Thanksgiving for many Americans is perhaps the most stressful cooking day of the year. It is a day dedicated to giving thanks and gorging on feasts with the centerpiece usually being a large, cooked bird.
The pressure is on for the host to produce the traditional meal, but the method of cooking the turkey does not have to be so conventional. The following are a few more unique ways to serve the turkey.
Watching football on Thanksgiving is, for some families, just as much a tradition as any other activity. What goes better with football than grilled food?
This method can be a bit more complicated as it requires more focus on the poultry meat. Turkeys can dry out easily on the grill and need to be watched and checked with a meat thermometer every 10 to 15 minutes, according to Food Network.
Grilled turkeys have a smoky flavor and more crispy skin compared to traditionally cooked birds.
Maybe the most unconventional (and least healthy) method of preparing a turkey is deep frying it. However, the taste is undeniably worth it to those who have tried it. Rachael Larimore of Slate said that not only does it taste better than an oven roasted turkey, but the dark meat is more flavorful and the skin is very crispy.

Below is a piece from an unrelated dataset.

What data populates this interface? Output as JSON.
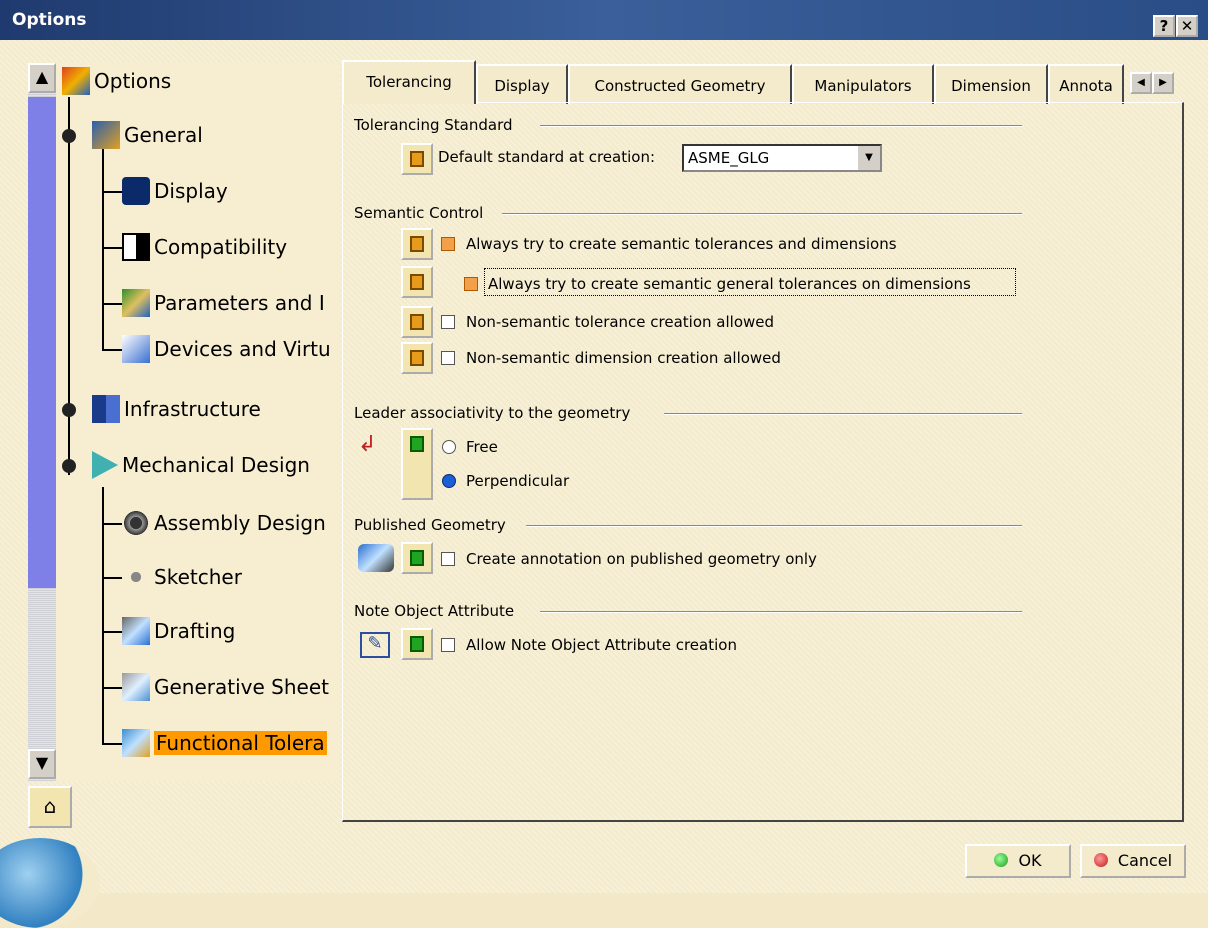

Preparing a turkey this way is much more complicated, though; the process requires oil and a fryer that is preferably big enough to place a whole turkey. Butterball.com recommends that the turkey should be deep fried three to four minutes per pound. The dark meat should be around 175 degrees Fahrenheit and the white meat should be tested until it is 165 degrees Fahrenheit.
To maintain the roasting technique but add a little extra flavor, some people choose to brine their turkeys for the holiday. Brining is simply soaking the turkey before cooking it in the oven. The best type of solution is highly debatable and based on personal taste, but they mostly consist of salt and water.
How long the turkey is soaked is important to some people; Bob’s Burgers said that a two day brine is not as good as a three day brine, but that is also debatable. Again, depending on what the brine consists of, a turkey can still get a good, intense flavor after an overnight brine.
Making a turkey stew will take less time and help with the meat’s natural dry texture. A stew might not go well with some normal turkey sides but some of that could be made up for with the vegetables that go into the stew accompanying the turkey meat. The good news is that the vegetables and salt will liven up the flavor of the meat.